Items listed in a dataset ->
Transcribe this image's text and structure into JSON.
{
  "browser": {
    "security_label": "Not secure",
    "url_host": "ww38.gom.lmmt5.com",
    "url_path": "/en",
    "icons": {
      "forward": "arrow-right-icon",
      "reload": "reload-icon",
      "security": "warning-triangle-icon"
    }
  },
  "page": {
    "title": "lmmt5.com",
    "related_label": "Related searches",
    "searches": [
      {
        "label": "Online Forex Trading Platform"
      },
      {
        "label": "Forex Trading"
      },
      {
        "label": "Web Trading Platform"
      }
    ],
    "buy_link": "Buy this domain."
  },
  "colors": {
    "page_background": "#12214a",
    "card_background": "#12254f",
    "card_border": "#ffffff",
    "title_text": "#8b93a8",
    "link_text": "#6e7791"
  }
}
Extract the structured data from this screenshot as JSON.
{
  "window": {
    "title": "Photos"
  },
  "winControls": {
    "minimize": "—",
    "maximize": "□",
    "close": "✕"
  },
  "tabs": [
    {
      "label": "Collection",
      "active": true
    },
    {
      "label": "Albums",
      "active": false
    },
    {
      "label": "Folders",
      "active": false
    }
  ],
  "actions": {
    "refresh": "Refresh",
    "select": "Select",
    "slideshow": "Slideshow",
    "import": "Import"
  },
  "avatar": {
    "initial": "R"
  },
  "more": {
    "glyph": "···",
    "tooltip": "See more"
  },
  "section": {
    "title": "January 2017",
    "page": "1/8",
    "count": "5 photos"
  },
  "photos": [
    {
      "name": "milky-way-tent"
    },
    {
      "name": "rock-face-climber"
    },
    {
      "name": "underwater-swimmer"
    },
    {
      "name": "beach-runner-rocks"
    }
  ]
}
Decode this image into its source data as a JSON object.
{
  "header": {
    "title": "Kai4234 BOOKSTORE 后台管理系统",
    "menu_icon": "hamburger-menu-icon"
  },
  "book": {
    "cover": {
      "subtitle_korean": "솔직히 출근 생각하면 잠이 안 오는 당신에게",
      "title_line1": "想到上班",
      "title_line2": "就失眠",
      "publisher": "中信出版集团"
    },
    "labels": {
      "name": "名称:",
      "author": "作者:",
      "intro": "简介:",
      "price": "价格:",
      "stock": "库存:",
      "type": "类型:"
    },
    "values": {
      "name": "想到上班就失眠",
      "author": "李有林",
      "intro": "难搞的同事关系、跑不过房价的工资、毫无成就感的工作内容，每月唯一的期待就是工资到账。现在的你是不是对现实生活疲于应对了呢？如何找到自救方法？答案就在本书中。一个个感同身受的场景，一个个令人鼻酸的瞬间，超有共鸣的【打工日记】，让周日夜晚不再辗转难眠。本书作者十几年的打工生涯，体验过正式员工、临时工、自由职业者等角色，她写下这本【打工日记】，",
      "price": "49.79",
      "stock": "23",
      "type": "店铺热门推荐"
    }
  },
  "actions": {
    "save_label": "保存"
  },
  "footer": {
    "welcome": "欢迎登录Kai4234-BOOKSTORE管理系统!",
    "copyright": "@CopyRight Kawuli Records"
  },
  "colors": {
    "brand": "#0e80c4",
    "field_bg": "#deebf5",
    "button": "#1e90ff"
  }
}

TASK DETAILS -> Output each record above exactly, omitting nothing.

WRITTEN ANSWER ->
Transcribe this image's text and structure into JSON.
{
  "browser": {
    "security_label": "Not secure",
    "url_host": "ww38.gom.lmmt5.com",
    "url_path": "/en",
    "icons": {
      "forward": "arrow-right-icon",
      "reload": "reload-icon",
      "security": "warning-triangle-icon"
    }
  },
  "page": {
    "title": "lmmt5.com",
    "related_label": "Related searches",
    "searches": [
      {
        "label": "Online Forex Trading Platform"
      },
      {
        "label": "Forex Trading"
      },
      {
        "label": "Web Trading Platform"
      }
    ],
    "buy_link": "Buy this domain."
  },
  "colors": {
    "page_background": "#12214a",
    "card_background": "#12254f",
    "card_border": "#ffffff",
    "title_text": "#8b93a8",
    "link_text": "#6e7791"
  }
}
Extract the structured data from this screenshot as JSON.
{
  "window": {
    "title": "Photos"
  },
  "winControls": {
    "minimize": "—",
    "maximize": "□",
    "close": "✕"
  },
  "tabs": [
    {
      "label": "Collection",
      "active": true
    },
    {
      "label": "Albums",
      "active": false
    },
    {
      "label": "Folders",
      "active": false
    }
  ],
  "actions": {
    "refresh": "Refresh",
    "select": "Select",
    "slideshow": "Slideshow",
    "import": "Import"
  },
  "avatar": {
    "initial": "R"
  },
  "more": {
    "glyph": "···",
    "tooltip": "See more"
  },
  "section": {
    "title": "January 2017",
    "page": "1/8",
    "count": "5 photos"
  },
  "photos": [
    {
      "name": "milky-way-tent"
    },
    {
      "name": "rock-face-climber"
    },
    {
      "name": "underwater-swimmer"
    },
    {
      "name": "beach-runner-rocks"
    }
  ]
}
Decode this image into its source data as a JSON object.
{
  "header": {
    "title": "Kai4234 BOOKSTORE 后台管理系统",
    "menu_icon": "hamburger-menu-icon"
  },
  "book": {
    "cover": {
      "subtitle_korean": "솔직히 출근 생각하면 잠이 안 오는 당신에게",
      "title_line1": "想到上班",
      "title_line2": "就失眠",
      "publisher": "中信出版集团"
    },
    "labels": {
      "name": "名称:",
      "author": "作者:",
      "intro": "简介:",
      "price": "价格:",
      "stock": "库存:",
      "type": "类型:"
    },
    "values": {
      "name": "想到上班就失眠",
      "author": "李有林",
      "intro": "难搞的同事关系、跑不过房价的工资、毫无成就感的工作内容，每月唯一的期待就是工资到账。现在的你是不是对现实生活疲于应对了呢？如何找到自救方法？答案就在本书中。一个个感同身受的场景，一个个令人鼻酸的瞬间，超有共鸣的【打工日记】，让周日夜晚不再辗转难眠。本书作者十几年的打工生涯，体验过正式员工、临时工、自由职业者等角色，她写下这本【打工日记】，",
      "price": "49.79",
      "stock": "23",
      "type": "店铺热门推荐"
    }
  },
  "actions": {
    "save_label": "保存"
  },
  "footer": {
    "welcome": "欢迎登录Kai4234-BOOKSTORE管理系统!",
    "copyright": "@CopyRight Kawuli Records"
  },
  "colors": {
    "brand": "#0e80c4",
    "field_bg": "#deebf5",
    "button": "#1e90ff"
  }
}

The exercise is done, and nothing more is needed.